### Supplied entries
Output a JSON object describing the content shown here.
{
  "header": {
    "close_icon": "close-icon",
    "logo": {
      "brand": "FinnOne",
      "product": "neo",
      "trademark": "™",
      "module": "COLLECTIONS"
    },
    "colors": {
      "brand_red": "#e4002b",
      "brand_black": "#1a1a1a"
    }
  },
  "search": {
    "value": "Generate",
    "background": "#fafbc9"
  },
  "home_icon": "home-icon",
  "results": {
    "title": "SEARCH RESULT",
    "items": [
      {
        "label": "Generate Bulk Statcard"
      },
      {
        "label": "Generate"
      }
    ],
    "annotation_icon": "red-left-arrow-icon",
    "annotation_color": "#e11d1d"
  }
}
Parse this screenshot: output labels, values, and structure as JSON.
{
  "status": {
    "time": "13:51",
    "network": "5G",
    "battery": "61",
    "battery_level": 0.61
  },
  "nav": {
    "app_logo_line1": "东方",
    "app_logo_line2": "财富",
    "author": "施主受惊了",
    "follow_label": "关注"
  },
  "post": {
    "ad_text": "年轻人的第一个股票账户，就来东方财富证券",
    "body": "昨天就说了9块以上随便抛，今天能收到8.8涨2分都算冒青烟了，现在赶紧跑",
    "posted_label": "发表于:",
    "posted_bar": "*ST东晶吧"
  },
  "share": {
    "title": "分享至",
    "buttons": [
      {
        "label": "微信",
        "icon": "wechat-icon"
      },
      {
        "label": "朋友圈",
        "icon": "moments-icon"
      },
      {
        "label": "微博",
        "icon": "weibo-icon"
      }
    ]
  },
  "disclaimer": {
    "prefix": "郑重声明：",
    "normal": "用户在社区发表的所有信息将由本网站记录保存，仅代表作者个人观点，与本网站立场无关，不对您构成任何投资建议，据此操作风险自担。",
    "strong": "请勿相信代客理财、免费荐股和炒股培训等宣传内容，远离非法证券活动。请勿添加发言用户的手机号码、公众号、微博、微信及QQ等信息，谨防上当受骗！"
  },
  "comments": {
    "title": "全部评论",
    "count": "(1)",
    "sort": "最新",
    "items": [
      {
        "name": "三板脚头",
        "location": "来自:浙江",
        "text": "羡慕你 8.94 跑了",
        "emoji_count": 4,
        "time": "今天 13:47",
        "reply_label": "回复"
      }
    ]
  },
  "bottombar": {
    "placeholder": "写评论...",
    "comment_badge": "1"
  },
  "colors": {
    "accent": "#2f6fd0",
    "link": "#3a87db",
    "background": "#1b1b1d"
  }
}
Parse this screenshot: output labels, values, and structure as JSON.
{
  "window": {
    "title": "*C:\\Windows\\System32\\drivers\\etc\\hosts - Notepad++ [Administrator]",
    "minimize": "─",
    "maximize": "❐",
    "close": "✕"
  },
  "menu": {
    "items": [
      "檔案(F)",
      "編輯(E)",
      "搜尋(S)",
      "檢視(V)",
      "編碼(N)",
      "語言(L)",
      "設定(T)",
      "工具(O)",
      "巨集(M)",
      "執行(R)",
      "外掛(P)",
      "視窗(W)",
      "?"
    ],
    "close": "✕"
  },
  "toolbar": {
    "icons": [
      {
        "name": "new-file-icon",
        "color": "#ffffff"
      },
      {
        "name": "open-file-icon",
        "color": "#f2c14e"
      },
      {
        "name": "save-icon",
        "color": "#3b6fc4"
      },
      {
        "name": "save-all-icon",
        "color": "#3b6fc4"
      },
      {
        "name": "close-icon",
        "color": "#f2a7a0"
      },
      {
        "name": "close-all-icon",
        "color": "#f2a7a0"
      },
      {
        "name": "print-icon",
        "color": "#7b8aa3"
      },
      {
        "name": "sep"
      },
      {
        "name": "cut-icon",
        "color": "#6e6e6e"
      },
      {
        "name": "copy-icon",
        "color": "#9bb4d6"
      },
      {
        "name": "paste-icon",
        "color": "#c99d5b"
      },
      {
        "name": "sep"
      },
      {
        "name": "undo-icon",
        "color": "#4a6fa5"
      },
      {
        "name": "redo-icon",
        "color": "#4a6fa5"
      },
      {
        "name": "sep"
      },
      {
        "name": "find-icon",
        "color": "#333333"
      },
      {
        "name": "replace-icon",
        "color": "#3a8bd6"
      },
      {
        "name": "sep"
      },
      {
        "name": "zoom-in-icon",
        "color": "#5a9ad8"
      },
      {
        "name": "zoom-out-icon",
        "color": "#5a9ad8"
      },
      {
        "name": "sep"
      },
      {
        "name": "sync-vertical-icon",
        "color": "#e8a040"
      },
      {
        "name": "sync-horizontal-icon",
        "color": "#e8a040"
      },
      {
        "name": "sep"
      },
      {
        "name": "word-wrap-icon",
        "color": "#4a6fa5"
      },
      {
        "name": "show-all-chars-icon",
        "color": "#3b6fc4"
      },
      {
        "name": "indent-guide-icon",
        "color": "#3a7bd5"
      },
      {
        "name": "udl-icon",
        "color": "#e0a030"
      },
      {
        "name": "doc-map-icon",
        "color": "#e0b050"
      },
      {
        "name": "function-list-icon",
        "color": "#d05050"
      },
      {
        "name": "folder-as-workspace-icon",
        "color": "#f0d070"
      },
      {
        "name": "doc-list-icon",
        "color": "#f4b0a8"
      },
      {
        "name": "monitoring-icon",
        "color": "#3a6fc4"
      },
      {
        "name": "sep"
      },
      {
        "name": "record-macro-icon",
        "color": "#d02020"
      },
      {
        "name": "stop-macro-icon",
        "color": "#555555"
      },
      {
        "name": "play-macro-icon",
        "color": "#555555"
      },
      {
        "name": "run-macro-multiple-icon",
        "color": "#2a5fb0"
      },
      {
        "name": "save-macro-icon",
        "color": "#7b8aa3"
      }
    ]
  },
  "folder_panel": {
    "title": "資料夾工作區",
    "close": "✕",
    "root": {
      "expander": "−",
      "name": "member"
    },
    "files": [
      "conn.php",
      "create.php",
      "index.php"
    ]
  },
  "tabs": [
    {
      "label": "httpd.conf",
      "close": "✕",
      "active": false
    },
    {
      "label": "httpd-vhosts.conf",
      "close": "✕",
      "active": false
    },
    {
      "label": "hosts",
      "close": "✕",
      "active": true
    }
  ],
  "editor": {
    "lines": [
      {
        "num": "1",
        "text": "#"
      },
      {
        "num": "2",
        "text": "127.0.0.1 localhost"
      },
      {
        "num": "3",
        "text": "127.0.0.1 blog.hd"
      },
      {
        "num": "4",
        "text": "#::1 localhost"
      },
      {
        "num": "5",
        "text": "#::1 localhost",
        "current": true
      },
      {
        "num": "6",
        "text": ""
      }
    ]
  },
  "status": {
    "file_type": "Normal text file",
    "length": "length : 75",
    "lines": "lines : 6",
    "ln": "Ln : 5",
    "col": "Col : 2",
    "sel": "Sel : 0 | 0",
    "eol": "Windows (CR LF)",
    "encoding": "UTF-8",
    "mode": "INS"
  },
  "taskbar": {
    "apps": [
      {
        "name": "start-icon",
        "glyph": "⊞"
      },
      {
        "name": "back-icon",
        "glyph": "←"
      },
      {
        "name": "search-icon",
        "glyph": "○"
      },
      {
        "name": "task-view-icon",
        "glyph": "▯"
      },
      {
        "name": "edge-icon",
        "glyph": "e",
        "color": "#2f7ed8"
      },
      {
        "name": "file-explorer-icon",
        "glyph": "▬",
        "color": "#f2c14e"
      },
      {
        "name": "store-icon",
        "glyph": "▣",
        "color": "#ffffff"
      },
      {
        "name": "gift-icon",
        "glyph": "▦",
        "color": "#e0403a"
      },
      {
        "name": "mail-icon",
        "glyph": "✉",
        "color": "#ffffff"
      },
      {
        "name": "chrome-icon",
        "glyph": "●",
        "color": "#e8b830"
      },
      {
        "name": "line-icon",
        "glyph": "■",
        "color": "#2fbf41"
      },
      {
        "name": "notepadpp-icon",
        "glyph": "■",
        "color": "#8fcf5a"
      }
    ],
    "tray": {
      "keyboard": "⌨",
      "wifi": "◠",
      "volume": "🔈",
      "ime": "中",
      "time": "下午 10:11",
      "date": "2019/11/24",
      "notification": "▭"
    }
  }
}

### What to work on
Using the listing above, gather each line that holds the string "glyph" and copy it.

### Result of this task
        "glyph": "⊞"
        "glyph": "←"
        "glyph": "○"
        "glyph": "▯"
        "glyph": "e",
        "glyph": "▬",
        "glyph": "▣",
        "glyph": "▦",
        "glyph": "✉",
        "glyph": "●",
        "glyph": "■",
        "glyph": "■",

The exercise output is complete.